Every entry must be given again exactly as it is written.

● ● ● ● ●

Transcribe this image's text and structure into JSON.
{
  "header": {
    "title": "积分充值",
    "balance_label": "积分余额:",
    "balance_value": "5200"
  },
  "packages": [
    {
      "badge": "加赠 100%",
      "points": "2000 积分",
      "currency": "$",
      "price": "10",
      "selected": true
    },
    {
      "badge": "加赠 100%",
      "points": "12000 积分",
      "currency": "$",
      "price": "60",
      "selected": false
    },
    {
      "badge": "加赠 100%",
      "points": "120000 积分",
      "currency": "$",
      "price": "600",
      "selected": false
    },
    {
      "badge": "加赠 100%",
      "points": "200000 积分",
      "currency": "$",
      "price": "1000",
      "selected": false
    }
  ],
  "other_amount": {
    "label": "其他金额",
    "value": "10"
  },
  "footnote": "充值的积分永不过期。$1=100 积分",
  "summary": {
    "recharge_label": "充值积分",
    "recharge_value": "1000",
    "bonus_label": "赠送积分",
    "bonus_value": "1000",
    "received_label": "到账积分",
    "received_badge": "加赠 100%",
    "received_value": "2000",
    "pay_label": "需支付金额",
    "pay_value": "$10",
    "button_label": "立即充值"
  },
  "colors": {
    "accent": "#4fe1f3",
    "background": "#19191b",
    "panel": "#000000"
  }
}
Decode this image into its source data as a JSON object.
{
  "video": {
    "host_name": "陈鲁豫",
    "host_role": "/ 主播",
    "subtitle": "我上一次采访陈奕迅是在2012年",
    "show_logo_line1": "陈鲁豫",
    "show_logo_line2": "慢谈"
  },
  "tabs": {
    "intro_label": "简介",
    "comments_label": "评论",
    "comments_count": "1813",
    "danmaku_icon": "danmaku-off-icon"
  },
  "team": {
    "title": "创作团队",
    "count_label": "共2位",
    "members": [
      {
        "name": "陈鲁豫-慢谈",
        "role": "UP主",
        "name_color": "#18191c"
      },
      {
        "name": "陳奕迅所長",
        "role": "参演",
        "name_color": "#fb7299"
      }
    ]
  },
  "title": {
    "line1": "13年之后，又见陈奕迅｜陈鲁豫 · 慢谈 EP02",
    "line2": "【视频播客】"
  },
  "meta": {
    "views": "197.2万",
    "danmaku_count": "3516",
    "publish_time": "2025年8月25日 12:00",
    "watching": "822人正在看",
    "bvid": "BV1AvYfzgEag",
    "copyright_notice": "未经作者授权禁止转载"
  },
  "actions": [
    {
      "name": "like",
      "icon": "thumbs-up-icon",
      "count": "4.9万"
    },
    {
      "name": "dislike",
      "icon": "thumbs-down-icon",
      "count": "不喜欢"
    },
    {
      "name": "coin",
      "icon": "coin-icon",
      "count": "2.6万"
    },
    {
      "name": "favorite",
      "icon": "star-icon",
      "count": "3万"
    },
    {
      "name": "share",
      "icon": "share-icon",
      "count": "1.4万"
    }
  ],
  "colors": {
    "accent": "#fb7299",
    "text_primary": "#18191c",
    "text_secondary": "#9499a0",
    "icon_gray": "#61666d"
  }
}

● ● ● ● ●

## [Answer space]
Transcribe this image's text and structure into JSON.
{
  "header": {
    "title": "积分充值",
    "balance_label": "积分余额:",
    "balance_value": "5200"
  },
  "packages": [
    {
      "badge": "加赠 100%",
      "points": "2000 积分",
      "currency": "$",
      "price": "10",
      "selected": true
    },
    {
      "badge": "加赠 100%",
      "points": "12000 积分",
      "currency": "$",
      "price": "60",
      "selected": false
    },
    {
      "badge": "加赠 100%",
      "points": "120000 积分",
      "currency": "$",
      "price": "600",
      "selected": false
    },
    {
      "badge": "加赠 100%",
      "points": "200000 积分",
      "currency": "$",
      "price": "1000",
      "selected": false
    }
  ],
  "other_amount": {
    "label": "其他金额",
    "value": "10"
  },
  "footnote": "充值的积分永不过期。$1=100 积分",
  "summary": {
    "recharge_label": "充值积分",
    "recharge_value": "1000",
    "bonus_label": "赠送积分",
    "bonus_value": "1000",
    "received_label": "到账积分",
    "received_badge": "加赠 100%",
    "received_value": "2000",
    "pay_label": "需支付金额",
    "pay_value": "$10",
    "button_label": "立即充值"
  },
  "colors": {
    "accent": "#4fe1f3",
    "background": "#19191b",
    "panel": "#000000"
  }
}
Decode this image into its source data as a JSON object.
{
  "video": {
    "host_name": "陈鲁豫",
    "host_role": "/ 主播",
    "subtitle": "我上一次采访陈奕迅是在2012年",
    "show_logo_line1": "陈鲁豫",
    "show_logo_line2": "慢谈"
  },
  "tabs": {
    "intro_label": "简介",
    "comments_label": "评论",
    "comments_count": "1813",
    "danmaku_icon": "danmaku-off-icon"
  },
  "team": {
    "title": "创作团队",
    "count_label": "共2位",
    "members": [
      {
        "name": "陈鲁豫-慢谈",
        "role": "UP主",
        "name_color": "#18191c"
      },
      {
        "name": "陳奕迅所長",
        "role": "参演",
        "name_color": "#fb7299"
      }
    ]
  },
  "title": {
    "line1": "13年之后，又见陈奕迅｜陈鲁豫 · 慢谈 EP02",
    "line2": "【视频播客】"
  },
  "meta": {
    "views": "197.2万",
    "danmaku_count": "3516",
    "publish_time": "2025年8月25日 12:00",
    "watching": "822人正在看",
    "bvid": "BV1AvYfzgEag",
    "copyright_notice": "未经作者授权禁止转载"
  },
  "actions": [
    {
      "name": "like",
      "icon": "thumbs-up-icon",
      "count": "4.9万"
    },
    {
      "name": "dislike",
      "icon": "thumbs-down-icon",
      "count": "不喜欢"
    },
    {
      "name": "coin",
      "icon": "coin-icon",
      "count": "2.6万"
    },
    {
      "name": "favorite",
      "icon": "star-icon",
      "count": "3万"
    },
    {
      "name": "share",
      "icon": "share-icon",
      "count": "1.4万"
    }
  ],
  "colors": {
    "accent": "#fb7299",
    "text_primary": "#18191c",
    "text_secondary": "#9499a0",
    "icon_gray": "#61666d"
  }
}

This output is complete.